[Opening GIVEN INFORMATION section]

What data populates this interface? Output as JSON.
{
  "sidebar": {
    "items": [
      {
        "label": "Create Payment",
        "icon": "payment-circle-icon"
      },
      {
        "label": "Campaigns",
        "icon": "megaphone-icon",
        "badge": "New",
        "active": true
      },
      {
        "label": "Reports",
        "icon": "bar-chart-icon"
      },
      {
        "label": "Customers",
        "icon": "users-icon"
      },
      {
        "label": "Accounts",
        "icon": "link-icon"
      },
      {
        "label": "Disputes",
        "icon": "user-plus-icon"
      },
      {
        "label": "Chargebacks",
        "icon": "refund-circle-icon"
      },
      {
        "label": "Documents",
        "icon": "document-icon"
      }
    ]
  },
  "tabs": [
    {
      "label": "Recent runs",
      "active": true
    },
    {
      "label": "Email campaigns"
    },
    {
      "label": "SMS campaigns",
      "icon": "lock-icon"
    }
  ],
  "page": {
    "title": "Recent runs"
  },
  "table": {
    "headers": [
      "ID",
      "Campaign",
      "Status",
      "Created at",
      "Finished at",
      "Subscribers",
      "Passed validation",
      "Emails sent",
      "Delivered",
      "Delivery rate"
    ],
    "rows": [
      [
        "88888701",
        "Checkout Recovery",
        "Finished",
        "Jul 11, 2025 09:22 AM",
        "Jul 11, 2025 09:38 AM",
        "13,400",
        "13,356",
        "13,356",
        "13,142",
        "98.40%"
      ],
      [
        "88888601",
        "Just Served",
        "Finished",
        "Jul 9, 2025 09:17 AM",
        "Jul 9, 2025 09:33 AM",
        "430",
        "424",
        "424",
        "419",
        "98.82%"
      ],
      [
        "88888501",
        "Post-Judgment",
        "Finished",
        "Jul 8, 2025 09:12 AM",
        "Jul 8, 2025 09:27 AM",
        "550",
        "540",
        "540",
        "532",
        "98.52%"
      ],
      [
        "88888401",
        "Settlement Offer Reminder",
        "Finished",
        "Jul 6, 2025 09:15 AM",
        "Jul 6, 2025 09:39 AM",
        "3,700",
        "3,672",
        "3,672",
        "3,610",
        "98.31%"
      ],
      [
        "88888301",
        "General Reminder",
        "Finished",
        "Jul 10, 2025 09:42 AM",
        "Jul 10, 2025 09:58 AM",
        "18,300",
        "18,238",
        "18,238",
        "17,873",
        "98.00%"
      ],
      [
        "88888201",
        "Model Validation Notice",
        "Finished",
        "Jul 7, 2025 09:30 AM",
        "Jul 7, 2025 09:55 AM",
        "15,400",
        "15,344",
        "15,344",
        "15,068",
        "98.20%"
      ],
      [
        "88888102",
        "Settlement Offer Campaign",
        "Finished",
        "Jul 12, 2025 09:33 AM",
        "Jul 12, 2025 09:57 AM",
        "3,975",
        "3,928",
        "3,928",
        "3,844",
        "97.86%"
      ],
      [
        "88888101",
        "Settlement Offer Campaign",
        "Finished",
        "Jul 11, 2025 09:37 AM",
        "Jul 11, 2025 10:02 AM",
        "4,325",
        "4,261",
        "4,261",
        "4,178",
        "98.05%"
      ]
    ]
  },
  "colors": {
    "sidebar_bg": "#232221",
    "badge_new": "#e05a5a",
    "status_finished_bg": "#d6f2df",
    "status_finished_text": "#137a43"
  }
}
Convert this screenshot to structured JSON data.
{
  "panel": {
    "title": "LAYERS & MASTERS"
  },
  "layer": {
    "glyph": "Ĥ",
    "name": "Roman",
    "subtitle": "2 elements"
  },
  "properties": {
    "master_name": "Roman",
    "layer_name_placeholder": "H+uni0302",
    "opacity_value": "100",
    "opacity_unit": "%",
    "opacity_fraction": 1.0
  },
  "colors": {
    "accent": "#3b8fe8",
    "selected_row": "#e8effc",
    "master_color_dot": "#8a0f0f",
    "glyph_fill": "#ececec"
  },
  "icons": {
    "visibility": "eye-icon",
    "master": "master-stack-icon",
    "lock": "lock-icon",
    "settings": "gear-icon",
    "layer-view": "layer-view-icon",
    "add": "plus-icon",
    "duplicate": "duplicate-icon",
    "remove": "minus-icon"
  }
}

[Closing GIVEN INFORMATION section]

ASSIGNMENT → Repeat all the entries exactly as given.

SOLUTION FOR THIS EXERCISE →
What data populates this interface? Output as JSON.
{
  "sidebar": {
    "items": [
      {
        "label": "Create Payment",
        "icon": "payment-circle-icon"
      },
      {
        "label": "Campaigns",
        "icon": "megaphone-icon",
        "badge": "New",
        "active": true
      },
      {
        "label": "Reports",
        "icon": "bar-chart-icon"
      },
      {
        "label": "Customers",
        "icon": "users-icon"
      },
      {
        "label": "Accounts",
        "icon": "link-icon"
      },
      {
        "label": "Disputes",
        "icon": "user-plus-icon"
      },
      {
        "label": "Chargebacks",
        "icon": "refund-circle-icon"
      },
      {
        "label": "Documents",
        "icon": "document-icon"
      }
    ]
  },
  "tabs": [
    {
      "label": "Recent runs",
      "active": true
    },
    {
      "label": "Email campaigns"
    },
    {
      "label": "SMS campaigns",
      "icon": "lock-icon"
    }
  ],
  "page": {
    "title": "Recent runs"
  },
  "table": {
    "headers": [
      "ID",
      "Campaign",
      "Status",
      "Created at",
      "Finished at",
      "Subscribers",
      "Passed validation",
      "Emails sent",
      "Delivered",
      "Delivery rate"
    ],
    "rows": [
      [
        "88888701",
        "Checkout Recovery",
        "Finished",
        "Jul 11, 2025 09:22 AM",
        "Jul 11, 2025 09:38 AM",
        "13,400",
        "13,356",
        "13,356",
        "13,142",
        "98.40%"
      ],
      [
        "88888601",
        "Just Served",
        "Finished",
        "Jul 9, 2025 09:17 AM",
        "Jul 9, 2025 09:33 AM",
        "430",
        "424",
        "424",
        "419",
        "98.82%"
      ],
      [
        "88888501",
        "Post-Judgment",
        "Finished",
        "Jul 8, 2025 09:12 AM",
        "Jul 8, 2025 09:27 AM",
        "550",
        "540",
        "540",
        "532",
        "98.52%"
      ],
      [
        "88888401",
        "Settlement Offer Reminder",
        "Finished",
        "Jul 6, 2025 09:15 AM",
        "Jul 6, 2025 09:39 AM",
        "3,700",
        "3,672",
        "3,672",
        "3,610",
        "98.31%"
      ],
      [
        "88888301",
        "General Reminder",
        "Finished",
        "Jul 10, 2025 09:42 AM",
        "Jul 10, 2025 09:58 AM",
        "18,300",
        "18,238",
        "18,238",
        "17,873",
        "98.00%"
      ],
      [
        "88888201",
        "Model Validation Notice",
        "Finished",
        "Jul 7, 2025 09:30 AM",
        "Jul 7, 2025 09:55 AM",
        "15,400",
        "15,344",
        "15,344",
        "15,068",
        "98.20%"
      ],
      [
        "88888102",
        "Settlement Offer Campaign",
        "Finished",
        "Jul 12, 2025 09:33 AM",
        "Jul 12, 2025 09:57 AM",
        "3,975",
        "3,928",
        "3,928",
        "3,844",
        "97.86%"
      ],
      [
        "88888101",
        "Settlement Offer Campaign",
        "Finished",
        "Jul 11, 2025 09:37 AM",
        "Jul 11, 2025 10:02 AM",
        "4,325",
        "4,261",
        "4,261",
        "4,178",
        "98.05%"
      ]
    ]
  },
  "colors": {
    "sidebar_bg": "#232221",
    "badge_new": "#e05a5a",
    "status_finished_bg": "#d6f2df",
    "status_finished_text": "#137a43"
  }
}
Convert this screenshot to structured JSON data.
{
  "panel": {
    "title": "LAYERS & MASTERS"
  },
  "layer": {
    "glyph": "Ĥ",
    "name": "Roman",
    "subtitle": "2 elements"
  },
  "properties": {
    "master_name": "Roman",
    "layer_name_placeholder": "H+uni0302",
    "opacity_value": "100",
    "opacity_unit": "%",
    "opacity_fraction": 1.0
  },
  "colors": {
    "accent": "#3b8fe8",
    "selected_row": "#e8effc",
    "master_color_dot": "#8a0f0f",
    "glyph_fill": "#ececec"
  },
  "icons": {
    "visibility": "eye-icon",
    "master": "master-stack-icon",
    "lock": "lock-icon",
    "settings": "gear-icon",
    "layer-view": "layer-view-icon",
    "add": "plus-icon",
    "duplicate": "duplicate-icon",
    "remove": "minus-icon"
  }
}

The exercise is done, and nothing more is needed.